§ **THE PROBLEM**: The answer must consist of every line from the data that holds the string "fileDropZone".

--*--

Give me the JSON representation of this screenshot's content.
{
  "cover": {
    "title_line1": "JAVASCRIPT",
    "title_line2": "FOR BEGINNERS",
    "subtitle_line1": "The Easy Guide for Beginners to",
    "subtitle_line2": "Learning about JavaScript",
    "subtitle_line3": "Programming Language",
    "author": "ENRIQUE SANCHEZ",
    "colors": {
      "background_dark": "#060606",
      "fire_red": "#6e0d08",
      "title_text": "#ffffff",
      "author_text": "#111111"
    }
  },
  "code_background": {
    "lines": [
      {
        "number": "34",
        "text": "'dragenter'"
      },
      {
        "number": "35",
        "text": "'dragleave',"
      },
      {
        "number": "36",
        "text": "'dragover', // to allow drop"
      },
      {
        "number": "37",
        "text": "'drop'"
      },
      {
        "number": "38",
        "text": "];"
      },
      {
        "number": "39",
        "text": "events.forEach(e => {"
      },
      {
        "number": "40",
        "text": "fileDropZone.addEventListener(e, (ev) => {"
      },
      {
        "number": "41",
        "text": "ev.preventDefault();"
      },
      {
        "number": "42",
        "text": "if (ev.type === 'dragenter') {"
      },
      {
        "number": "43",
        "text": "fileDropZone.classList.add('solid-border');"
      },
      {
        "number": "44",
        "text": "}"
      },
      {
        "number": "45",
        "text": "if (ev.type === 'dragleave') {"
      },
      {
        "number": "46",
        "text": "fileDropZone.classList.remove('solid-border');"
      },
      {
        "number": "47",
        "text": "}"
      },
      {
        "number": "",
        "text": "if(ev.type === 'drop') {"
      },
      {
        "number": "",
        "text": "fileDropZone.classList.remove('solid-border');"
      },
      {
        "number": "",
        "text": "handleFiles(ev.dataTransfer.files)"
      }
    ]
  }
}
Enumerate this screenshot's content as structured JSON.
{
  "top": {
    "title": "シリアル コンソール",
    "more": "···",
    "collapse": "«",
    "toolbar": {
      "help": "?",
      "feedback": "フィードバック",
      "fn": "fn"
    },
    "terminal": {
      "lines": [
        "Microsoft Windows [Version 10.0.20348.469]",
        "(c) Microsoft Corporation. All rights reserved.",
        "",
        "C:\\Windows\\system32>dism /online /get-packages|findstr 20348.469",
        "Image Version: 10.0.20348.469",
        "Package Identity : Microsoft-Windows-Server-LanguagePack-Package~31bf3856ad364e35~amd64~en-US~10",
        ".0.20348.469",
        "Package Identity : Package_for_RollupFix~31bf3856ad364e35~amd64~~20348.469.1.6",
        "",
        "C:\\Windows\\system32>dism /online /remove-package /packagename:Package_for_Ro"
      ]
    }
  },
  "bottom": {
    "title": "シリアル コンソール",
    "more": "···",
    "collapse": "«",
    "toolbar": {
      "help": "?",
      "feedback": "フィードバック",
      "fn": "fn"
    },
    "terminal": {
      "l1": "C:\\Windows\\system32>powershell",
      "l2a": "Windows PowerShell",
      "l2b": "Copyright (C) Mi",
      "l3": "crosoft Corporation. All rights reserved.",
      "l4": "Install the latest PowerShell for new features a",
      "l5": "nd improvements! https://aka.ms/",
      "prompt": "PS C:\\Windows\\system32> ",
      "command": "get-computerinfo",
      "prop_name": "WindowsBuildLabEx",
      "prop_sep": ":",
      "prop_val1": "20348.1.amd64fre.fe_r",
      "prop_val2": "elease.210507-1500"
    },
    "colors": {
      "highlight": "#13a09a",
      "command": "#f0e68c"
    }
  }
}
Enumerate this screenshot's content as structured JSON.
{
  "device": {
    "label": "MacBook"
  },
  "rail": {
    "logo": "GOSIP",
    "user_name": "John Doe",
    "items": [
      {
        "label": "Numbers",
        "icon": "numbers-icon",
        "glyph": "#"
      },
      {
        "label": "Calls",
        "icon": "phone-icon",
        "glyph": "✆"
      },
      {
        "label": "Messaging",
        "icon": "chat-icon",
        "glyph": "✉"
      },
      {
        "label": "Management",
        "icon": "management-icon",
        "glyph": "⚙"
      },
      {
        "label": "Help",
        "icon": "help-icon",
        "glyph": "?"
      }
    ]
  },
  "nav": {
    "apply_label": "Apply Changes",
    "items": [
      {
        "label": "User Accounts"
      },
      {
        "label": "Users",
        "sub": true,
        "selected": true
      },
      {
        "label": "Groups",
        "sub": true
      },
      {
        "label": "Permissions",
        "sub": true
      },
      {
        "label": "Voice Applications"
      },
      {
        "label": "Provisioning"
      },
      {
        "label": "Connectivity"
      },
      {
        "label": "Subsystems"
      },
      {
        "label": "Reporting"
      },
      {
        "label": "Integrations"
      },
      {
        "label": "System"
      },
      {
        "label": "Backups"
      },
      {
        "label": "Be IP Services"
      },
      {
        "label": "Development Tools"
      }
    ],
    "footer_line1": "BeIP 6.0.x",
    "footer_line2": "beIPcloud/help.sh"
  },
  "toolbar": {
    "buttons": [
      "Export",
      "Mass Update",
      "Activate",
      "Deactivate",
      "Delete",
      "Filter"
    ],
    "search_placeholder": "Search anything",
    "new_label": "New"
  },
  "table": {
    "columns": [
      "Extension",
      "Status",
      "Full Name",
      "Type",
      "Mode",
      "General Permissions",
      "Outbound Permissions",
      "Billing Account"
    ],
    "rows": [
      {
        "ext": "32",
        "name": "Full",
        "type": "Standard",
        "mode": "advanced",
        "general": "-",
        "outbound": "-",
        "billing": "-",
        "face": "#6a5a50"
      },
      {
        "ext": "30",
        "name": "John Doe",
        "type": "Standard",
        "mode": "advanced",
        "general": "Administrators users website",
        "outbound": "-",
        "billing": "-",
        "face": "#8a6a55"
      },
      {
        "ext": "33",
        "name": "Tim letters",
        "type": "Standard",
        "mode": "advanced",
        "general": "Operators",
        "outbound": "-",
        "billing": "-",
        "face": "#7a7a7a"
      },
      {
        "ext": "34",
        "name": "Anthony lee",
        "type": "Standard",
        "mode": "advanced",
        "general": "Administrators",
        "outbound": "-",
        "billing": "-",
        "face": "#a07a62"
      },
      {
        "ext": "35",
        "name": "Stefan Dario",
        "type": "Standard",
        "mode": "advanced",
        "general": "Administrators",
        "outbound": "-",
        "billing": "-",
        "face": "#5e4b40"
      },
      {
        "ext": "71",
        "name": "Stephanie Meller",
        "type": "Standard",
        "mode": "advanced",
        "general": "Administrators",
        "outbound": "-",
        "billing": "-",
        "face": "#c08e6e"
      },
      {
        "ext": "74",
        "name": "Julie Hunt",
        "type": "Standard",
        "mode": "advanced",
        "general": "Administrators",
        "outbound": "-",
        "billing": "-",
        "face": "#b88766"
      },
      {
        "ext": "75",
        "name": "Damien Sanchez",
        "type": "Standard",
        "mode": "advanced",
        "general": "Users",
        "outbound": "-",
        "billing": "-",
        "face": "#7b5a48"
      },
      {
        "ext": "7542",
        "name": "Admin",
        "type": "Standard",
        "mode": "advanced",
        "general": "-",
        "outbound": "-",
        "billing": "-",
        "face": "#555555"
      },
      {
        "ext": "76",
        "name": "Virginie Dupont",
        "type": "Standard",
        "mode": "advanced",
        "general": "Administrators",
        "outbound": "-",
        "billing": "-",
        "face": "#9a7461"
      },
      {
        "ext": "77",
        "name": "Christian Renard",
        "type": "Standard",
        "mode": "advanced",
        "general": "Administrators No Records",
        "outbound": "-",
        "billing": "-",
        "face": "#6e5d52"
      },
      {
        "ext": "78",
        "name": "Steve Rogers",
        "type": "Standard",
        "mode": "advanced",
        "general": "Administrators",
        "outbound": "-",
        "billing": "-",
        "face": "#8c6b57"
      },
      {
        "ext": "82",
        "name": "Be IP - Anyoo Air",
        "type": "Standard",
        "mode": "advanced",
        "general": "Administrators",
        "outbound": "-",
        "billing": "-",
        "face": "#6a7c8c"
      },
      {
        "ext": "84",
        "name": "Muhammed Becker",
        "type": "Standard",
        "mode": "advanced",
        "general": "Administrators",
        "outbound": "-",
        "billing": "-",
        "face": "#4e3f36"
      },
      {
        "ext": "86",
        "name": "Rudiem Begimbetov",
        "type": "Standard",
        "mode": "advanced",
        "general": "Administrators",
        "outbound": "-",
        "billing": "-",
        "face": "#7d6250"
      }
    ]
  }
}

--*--

§ **YOUR SOLUTION**:
        "text": "fileDropZone.addEventListener(e, (ev) => {"
        "text": "fileDropZone.classList.add('solid-border');"
        "text": "fileDropZone.classList.remove('solid-border');"
        "text": "fileDropZone.classList.remove('solid-border');"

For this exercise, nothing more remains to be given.